** Work to complete **
Could you count the lines in the data that contain "name"? Reply with the number only.

Dataset rows for apps and sites
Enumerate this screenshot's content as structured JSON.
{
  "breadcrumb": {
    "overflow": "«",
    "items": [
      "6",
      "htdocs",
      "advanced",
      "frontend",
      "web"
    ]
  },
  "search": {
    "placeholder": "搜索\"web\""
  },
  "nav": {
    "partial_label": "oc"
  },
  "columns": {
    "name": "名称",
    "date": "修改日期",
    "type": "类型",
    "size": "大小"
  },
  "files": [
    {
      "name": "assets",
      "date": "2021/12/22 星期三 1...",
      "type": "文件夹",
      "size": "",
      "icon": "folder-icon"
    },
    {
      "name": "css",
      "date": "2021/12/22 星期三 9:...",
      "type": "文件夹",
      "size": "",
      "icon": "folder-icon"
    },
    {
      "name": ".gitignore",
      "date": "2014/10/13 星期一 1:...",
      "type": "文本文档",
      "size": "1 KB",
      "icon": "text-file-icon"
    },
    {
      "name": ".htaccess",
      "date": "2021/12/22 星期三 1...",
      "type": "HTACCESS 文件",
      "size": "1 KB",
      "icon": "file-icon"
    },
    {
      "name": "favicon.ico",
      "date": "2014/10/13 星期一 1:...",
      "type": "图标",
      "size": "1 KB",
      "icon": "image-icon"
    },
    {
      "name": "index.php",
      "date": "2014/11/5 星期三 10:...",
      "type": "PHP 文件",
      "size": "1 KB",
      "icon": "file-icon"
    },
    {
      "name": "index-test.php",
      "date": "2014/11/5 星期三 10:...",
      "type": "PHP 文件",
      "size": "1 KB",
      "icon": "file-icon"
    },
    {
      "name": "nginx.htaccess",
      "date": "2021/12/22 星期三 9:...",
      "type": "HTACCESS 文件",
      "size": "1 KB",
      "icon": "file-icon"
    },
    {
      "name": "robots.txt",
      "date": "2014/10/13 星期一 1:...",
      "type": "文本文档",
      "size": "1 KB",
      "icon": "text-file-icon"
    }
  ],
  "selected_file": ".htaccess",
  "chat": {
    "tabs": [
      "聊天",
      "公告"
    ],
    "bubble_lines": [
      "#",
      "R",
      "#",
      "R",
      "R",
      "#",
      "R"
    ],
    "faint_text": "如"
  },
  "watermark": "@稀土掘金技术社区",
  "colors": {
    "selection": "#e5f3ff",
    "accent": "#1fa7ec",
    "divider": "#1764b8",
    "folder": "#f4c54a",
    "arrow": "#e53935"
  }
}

** Task solution **
10